*WHAT IS REQUIRED:* Go through the entries below and copy each line that holds the word "shortcut".

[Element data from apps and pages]
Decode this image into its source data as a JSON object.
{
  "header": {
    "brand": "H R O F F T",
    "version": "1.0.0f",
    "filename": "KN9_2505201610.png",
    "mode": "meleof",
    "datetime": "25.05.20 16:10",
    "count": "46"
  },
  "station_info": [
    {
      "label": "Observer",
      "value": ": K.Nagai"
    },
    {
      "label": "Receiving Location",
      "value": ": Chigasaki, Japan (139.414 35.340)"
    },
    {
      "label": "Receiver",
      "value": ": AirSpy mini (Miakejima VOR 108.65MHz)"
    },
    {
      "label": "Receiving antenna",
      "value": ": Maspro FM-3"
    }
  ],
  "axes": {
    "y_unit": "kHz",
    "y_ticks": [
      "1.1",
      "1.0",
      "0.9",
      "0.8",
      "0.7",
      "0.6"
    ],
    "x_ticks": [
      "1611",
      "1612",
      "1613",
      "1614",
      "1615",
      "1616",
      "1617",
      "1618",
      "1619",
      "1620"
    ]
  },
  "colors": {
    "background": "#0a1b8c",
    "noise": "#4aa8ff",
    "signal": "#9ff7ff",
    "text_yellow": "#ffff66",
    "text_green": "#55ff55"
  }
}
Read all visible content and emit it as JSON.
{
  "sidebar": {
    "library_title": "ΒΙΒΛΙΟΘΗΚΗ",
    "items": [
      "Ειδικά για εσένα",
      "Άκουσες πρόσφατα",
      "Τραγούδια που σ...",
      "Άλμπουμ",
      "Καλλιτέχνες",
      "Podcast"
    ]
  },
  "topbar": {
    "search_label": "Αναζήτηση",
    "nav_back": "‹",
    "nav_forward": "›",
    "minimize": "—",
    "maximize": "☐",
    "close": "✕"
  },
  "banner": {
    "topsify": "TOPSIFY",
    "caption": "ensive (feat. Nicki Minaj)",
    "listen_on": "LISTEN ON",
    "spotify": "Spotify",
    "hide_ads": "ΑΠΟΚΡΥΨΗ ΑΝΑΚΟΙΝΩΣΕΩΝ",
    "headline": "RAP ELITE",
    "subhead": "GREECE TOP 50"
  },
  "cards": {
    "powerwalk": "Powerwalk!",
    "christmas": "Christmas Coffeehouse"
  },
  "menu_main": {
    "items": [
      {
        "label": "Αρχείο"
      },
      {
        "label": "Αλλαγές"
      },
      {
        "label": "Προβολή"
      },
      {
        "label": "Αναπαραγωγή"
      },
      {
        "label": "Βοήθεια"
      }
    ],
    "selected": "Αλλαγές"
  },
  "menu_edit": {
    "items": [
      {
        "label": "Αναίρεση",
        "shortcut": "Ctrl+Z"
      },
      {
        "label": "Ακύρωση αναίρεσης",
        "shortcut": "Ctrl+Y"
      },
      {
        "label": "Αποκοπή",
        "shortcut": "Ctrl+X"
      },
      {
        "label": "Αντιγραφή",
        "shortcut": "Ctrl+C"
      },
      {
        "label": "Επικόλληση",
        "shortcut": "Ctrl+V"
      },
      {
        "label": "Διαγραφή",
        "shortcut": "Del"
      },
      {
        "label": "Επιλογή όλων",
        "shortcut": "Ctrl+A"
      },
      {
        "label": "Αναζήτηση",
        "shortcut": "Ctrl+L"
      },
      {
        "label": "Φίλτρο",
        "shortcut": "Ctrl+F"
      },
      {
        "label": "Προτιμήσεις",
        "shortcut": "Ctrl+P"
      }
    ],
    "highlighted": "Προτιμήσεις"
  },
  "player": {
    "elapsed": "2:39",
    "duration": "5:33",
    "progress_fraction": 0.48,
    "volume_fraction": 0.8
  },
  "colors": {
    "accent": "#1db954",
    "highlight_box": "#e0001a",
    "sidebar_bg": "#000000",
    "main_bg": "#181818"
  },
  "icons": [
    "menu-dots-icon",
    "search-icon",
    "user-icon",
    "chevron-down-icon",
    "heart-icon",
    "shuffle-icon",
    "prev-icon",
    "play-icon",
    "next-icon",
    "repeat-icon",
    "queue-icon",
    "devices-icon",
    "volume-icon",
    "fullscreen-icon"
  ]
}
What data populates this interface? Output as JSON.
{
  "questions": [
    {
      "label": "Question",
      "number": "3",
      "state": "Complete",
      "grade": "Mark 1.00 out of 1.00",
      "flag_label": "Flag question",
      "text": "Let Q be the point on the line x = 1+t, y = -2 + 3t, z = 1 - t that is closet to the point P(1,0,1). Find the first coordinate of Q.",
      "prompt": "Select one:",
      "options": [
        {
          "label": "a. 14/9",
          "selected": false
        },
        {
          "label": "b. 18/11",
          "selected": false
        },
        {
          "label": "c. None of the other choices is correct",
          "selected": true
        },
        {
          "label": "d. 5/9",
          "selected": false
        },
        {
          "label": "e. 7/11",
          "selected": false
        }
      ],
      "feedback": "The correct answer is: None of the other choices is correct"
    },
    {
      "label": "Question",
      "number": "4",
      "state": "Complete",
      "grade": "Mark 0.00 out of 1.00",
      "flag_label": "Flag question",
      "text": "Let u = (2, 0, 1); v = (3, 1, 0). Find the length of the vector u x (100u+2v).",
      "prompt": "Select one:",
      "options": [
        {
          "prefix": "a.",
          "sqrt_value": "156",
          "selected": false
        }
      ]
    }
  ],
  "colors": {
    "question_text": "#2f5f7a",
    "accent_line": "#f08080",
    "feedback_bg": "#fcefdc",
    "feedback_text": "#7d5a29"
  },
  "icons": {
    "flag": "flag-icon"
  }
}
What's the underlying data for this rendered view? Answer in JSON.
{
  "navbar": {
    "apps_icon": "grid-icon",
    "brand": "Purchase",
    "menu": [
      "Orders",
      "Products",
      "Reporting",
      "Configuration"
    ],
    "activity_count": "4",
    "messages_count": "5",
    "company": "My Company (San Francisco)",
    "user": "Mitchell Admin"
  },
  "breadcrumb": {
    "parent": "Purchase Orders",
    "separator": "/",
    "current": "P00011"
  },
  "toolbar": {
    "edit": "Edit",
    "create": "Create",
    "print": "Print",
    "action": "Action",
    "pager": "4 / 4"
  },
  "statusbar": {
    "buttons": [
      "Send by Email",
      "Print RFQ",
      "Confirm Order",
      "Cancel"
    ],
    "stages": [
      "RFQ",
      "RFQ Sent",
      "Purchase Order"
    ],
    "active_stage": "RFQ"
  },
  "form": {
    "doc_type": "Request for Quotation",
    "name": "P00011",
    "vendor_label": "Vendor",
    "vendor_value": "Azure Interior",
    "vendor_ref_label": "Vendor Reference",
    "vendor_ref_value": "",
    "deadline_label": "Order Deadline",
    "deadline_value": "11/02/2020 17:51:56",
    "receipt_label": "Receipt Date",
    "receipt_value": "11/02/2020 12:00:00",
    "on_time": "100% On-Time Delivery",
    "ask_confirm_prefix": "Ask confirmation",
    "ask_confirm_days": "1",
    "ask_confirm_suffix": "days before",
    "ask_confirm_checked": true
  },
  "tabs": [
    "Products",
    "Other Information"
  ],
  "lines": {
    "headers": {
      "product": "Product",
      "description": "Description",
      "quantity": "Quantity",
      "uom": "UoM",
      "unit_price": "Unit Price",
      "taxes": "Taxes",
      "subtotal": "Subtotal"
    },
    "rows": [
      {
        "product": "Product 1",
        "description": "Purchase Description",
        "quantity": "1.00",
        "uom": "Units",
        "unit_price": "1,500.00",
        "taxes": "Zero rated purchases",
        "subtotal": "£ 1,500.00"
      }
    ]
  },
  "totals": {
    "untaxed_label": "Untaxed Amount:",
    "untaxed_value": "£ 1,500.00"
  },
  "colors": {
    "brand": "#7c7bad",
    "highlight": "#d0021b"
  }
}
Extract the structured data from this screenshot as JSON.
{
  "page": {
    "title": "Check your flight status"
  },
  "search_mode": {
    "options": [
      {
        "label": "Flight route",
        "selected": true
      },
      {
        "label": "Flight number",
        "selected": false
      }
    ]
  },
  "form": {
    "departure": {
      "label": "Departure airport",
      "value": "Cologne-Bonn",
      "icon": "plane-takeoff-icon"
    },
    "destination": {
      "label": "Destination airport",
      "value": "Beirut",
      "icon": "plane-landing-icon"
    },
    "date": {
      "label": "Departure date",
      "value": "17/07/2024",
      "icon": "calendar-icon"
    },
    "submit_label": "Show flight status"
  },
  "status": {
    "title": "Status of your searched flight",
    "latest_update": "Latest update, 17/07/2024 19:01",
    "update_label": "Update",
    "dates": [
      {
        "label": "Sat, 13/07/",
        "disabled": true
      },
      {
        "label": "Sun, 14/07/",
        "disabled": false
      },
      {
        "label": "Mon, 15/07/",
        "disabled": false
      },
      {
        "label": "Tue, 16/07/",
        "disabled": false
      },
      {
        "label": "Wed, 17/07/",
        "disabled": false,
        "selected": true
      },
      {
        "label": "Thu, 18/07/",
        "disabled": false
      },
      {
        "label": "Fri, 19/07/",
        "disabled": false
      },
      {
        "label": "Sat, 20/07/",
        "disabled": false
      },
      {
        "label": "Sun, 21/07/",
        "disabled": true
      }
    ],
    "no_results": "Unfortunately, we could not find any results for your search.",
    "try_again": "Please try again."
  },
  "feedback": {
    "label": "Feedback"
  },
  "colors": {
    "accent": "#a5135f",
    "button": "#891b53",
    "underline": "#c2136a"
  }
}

*TASK SOLUTION:*
        "shortcut": "Ctrl+Z"
        "shortcut": "Ctrl+Y"
        "shortcut": "Ctrl+X"
        "shortcut": "Ctrl+C"
        "shortcut": "Ctrl+V"
        "shortcut": "Del"
        "shortcut": "Ctrl+A"
        "shortcut": "Ctrl+L"
        "shortcut": "Ctrl+F"
        "shortcut": "Ctrl+P"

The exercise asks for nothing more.